Dairy farming is for neither the faint of heart nor the weak in stomach

Today I helped Gerard with the milking. I guarantee that I will never look at dairy products in the same way. For those of you unfamiliar with the process, I will describe it here.
The cows come in and line up at the feeding bins. The farmer pulls a lever to dump feed from a hopper to the bins. He wipes off the nipples of the udder with a newspaper and sprays them with iodine to disinfect. The milking machine then goes on. It looks like an aluminum and rubber octopus with four flabby arms that fit over the nipples. It's attached to a vacuum to provide suction. The milk all passes through a filter and into a refrigerated vat. While the cows are being milked, the next lot are lined up on the other side of the parlor. When the udders have run dry, the farmer takes the milking machine off the one set of cows and transfers it to the other. He then re-sterilizes the udders and lets the cows go. This happens twice a day and it typically takes about an hour and a half to get all the cows through. Keep in mind that the cows are peeing and pooing all over the place. Today, I had to watch Gerard treat a cow sick with an udder infection. The milk that came out was about half blood and looked like tomato soup. I felt sorry for the poor thing, but God was she ever cantankerous. She kept kicking as Gerard was trying to help her and she almost shat all over him at one point.
No matter how hard we try to keep the place sterile, I guarantee that some trace amounts of feces must get into the milk. I drink the stuff all the time here, completely unpasteurized, not to mention all the people all over Kerry (and the whole of Ireland for that matter) who drink milk from Gerard and the other small farmers. I guess it can't hurt too much.
I encountered nettles for the first time today. Anna and I were playing at "who can kick the football over the house" and when I finally managed to boot the thing over it rolled into one of the side gardens. As we were searching back there, I rubbed against something that felt like a hundred angry hornets. I jumped back and saw the plant, pretty innocent looking all in all. Anna showed me how to rub a dock-leaf on to help ease the sting, but dear lord, it still smarts after several hours. Apparently, the tips of the plant are edible, though I can't imagine they'd be fun to gather.
In short, what have I gotten myself into?

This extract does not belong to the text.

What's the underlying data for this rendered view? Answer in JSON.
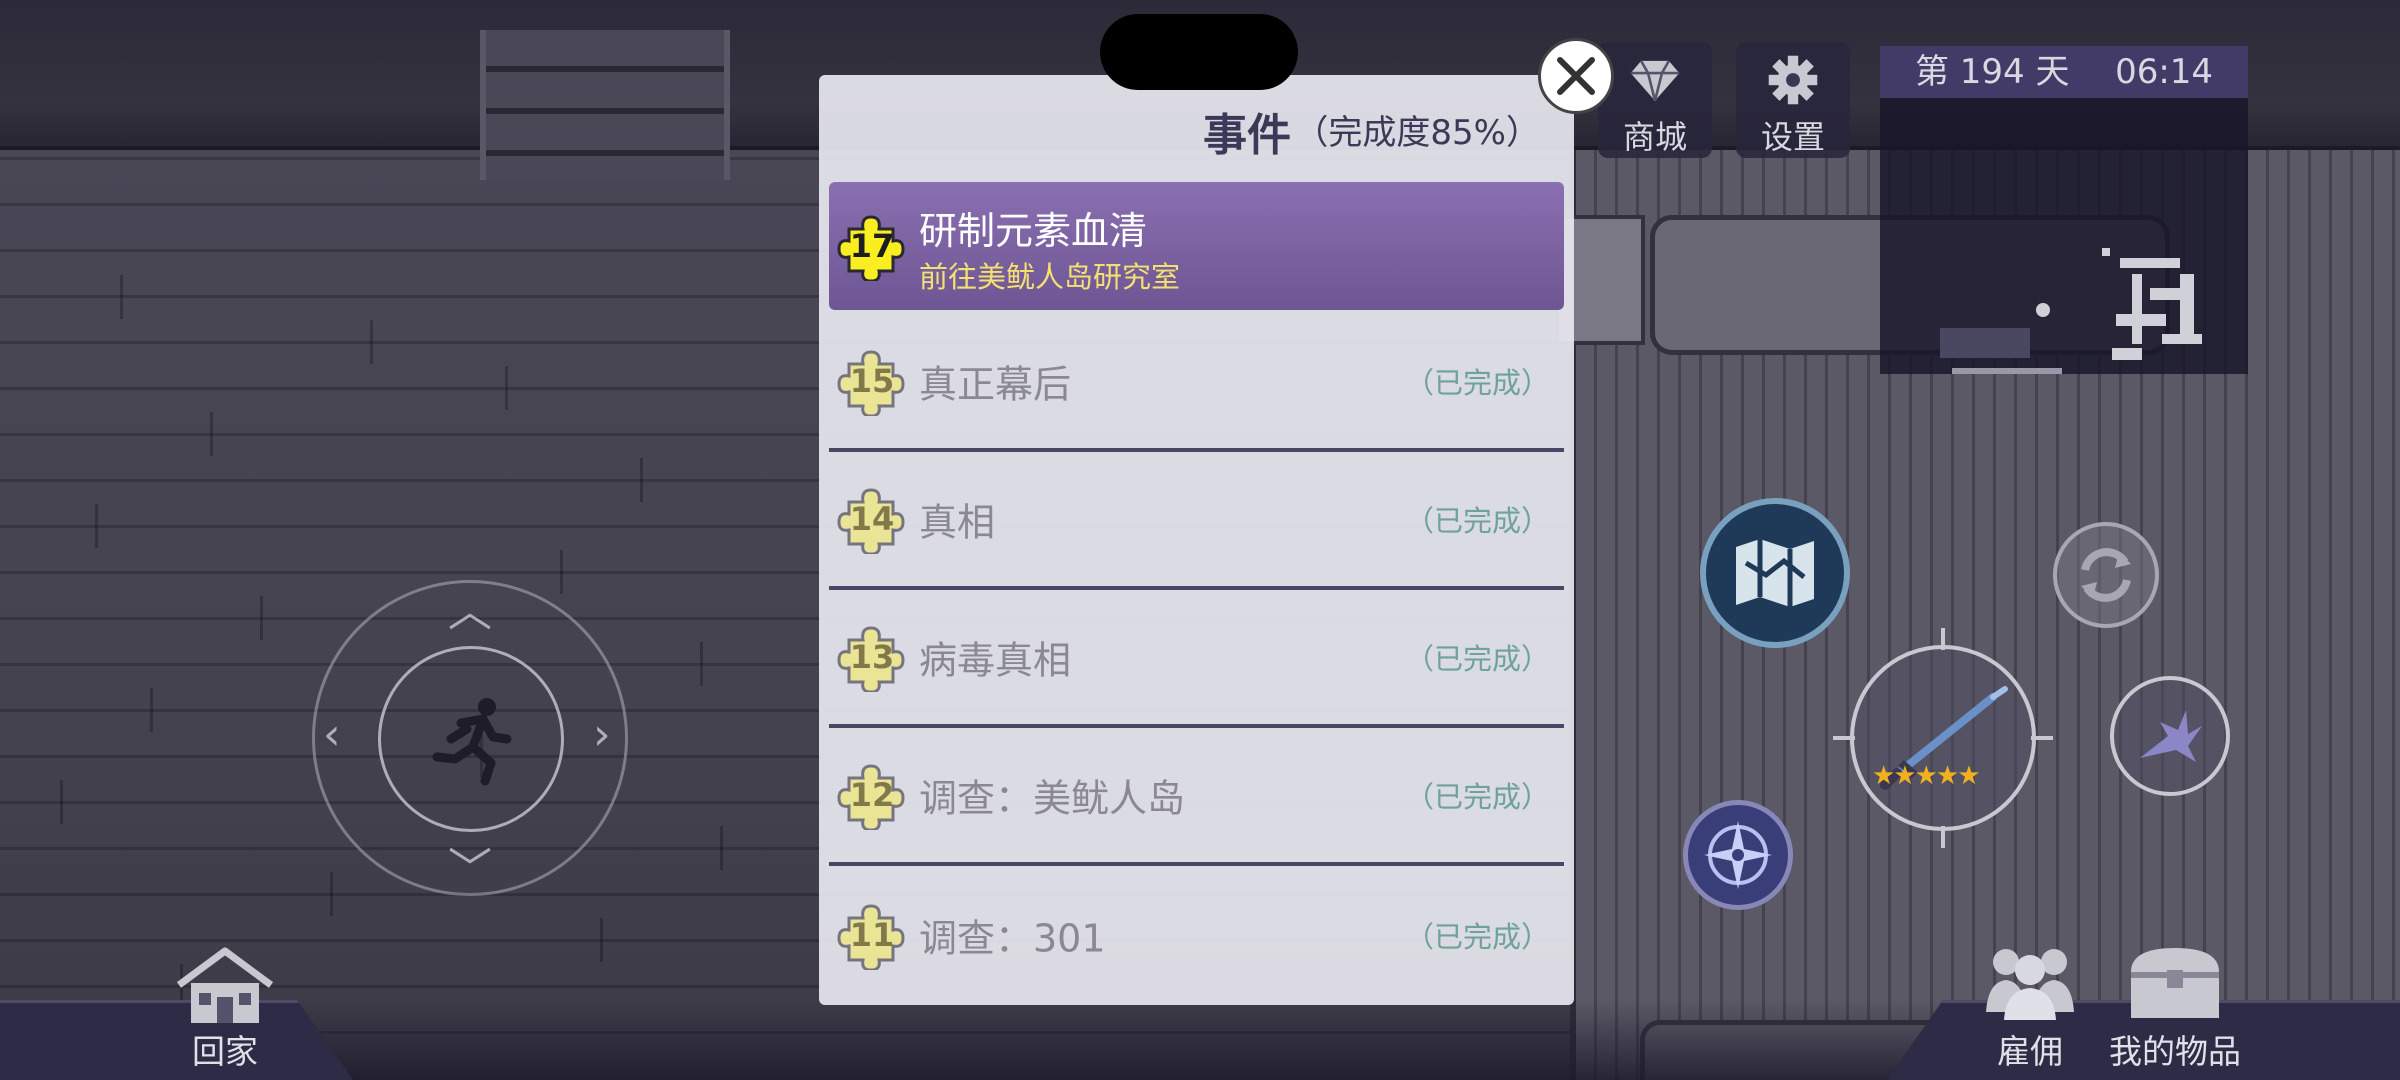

  1. Oh, man. Maybe I should have invited you home with me for a weekend or something before we turned you loose on the rancid, soupy world of dairy cows and pasture lands.

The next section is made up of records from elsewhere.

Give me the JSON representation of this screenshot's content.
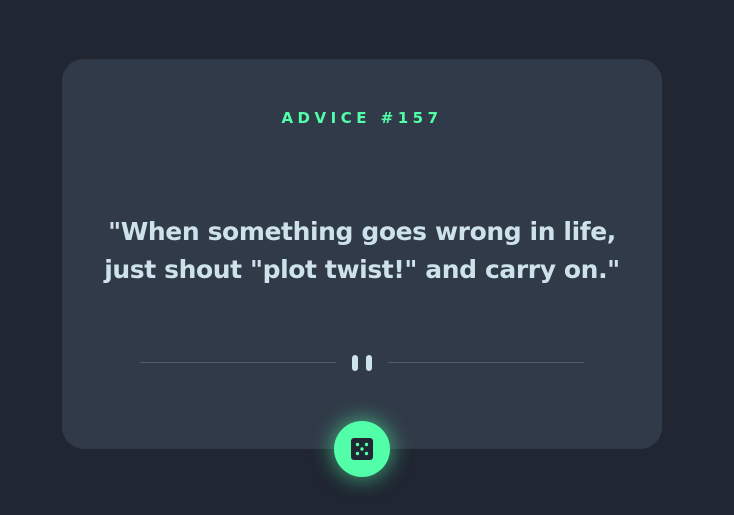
{
  "advice": {
    "label": "ADVICE #157",
    "quote": "\"When something goes wrong in life, just shout \"plot twist!\" and carry on.\""
  },
  "divider": {
    "icon": "pause-icon"
  },
  "dice_button": {
    "icon": "dice-icon"
  },
  "colors": {
    "background": "#202632",
    "card": "#313a48",
    "accent": "#52ffa8",
    "text": "#cee3e9",
    "divider_line": "#4f5d74"
  }
}
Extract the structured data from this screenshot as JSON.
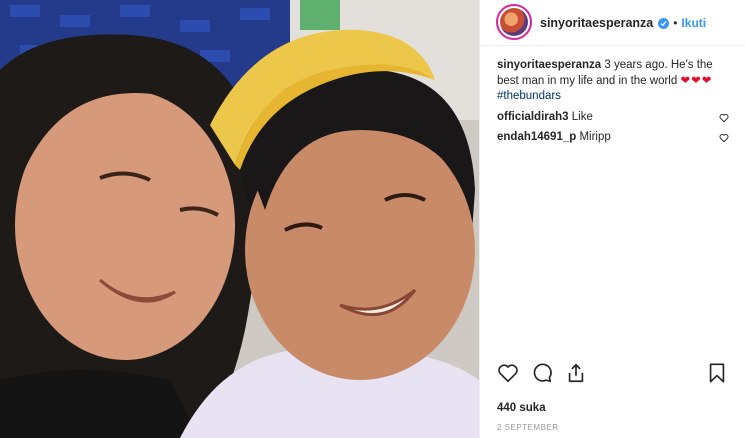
{
  "post": {
    "username": "sinyoritaesperanza",
    "separator": "•",
    "follow_label": "Ikuti",
    "caption": {
      "username": "sinyoritaesperanza",
      "text": "3 years ago. He's the best man in my life and in the world",
      "emoji": "❤❤❤",
      "hashtag": "#thebundars"
    },
    "comments": [
      {
        "username": "officialdirah3",
        "text": "Like"
      },
      {
        "username": "endah14691_p",
        "text": "Miripp"
      }
    ],
    "likes": "440 suka",
    "date": "2 SEPTEMBER"
  },
  "colors": {
    "accent": "#3897f0",
    "heart": "#e0112b",
    "hashtag": "#003569",
    "muted": "#999999"
  },
  "icons": {
    "like": "heart-outline-icon",
    "comment": "comment-bubble-icon",
    "share": "share-icon",
    "save": "bookmark-icon",
    "verified": "verified-badge-icon"
  }
}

    Unpasteurized milk won't kill you, and I guarantee you probably ingest more toxic fecal matter from all the rat shite in apple juice than you do from a glass of farm-fresh milk.

  2. it just adds that special earthy flavor.